Calcium channel blockers suppress early ischemic arrhythmias, possibly by diminishing intracellular calcium overload and its effect on the ventricular action potential. To explore this, we compared the effects of diltiazem on ischemic "injury" potentials and ventricular fibrillation during serial coronary artery occlusions in dogs. Injury potentials and ventricular fibrillation were elicited every 15-25 minutes by simultaneous occlusion of the left anterior descending and circumflex arteries during rapid atrial pacing. DC epicardial electrograms were recorded differentially between the ischemic region and a small nonischemic region supplied by a proximal branch of the left anterior descending artery. Injury potentials developed with a uniform time course during five control occlusions, but were reduced by diltiazem infusion (0.5 mg/kg over 25 minutes) in each of eight dogs. The mean diastolic injury potential (T-Q depression) at 150 seconds of ischemia was 9.1 +/- 2.7 mV before diltiazem and 6.1 +/- 1.6 mV afterward (P less than 0.001). Diltiazem increased the mean time between coronary occlusion and ventricular fibrillation from 186 to 366 seconds (P less than 10(-5), but did not change the magnitude of the diastolic injury potential at onset of ventricular fibrillation. Diltiazem also delayed ischemia-induced conduction impairment to the same extent that it delayed injury potential development. In five dogs, the effect of diltiazem on regional blood flow near the epicardial electrodes was measured by infusion of radionuclide-labeled microspheres. Coronary occlusion reduced flow to the ischemic zone from 0.86 to 0.05 ml/min per g (P = 0.001). Diltiazem increased preocclusion flow by 11% (P = 0.03), but did not significantly alter flow during occlusion.

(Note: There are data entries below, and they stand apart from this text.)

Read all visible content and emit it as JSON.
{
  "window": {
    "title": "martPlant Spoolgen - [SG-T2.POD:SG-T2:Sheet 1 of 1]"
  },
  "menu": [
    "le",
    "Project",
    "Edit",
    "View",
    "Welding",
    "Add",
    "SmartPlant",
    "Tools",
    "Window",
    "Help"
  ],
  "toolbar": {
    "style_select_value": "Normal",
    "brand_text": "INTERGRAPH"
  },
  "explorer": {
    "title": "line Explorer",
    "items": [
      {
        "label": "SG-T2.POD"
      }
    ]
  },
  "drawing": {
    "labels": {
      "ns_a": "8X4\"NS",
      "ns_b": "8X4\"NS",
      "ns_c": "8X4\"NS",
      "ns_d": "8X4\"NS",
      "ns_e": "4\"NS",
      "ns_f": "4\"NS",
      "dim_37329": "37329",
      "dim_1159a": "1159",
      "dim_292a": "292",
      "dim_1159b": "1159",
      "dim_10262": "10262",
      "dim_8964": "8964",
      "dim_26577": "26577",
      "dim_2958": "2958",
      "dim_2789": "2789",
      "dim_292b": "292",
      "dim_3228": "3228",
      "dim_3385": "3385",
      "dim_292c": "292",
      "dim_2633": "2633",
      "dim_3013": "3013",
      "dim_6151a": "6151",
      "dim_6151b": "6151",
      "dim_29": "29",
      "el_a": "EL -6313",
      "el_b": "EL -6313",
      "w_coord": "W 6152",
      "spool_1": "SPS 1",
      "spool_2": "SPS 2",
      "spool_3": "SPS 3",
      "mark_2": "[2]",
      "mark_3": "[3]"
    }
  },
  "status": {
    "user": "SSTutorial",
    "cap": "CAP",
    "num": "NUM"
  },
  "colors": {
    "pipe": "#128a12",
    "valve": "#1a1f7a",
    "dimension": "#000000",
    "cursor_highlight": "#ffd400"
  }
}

Hemodynamic measurements show that diltiazem did not diminish cardiac work. Diltiazem therefore produced a flow-independent reduction of cellular depolarization during ischemia, which may be due to relief of calcium overload, and which may explain the antifibrillatory effect.
View details for Web of Science ID A1984SB78500002
View details for PubMedID 6692497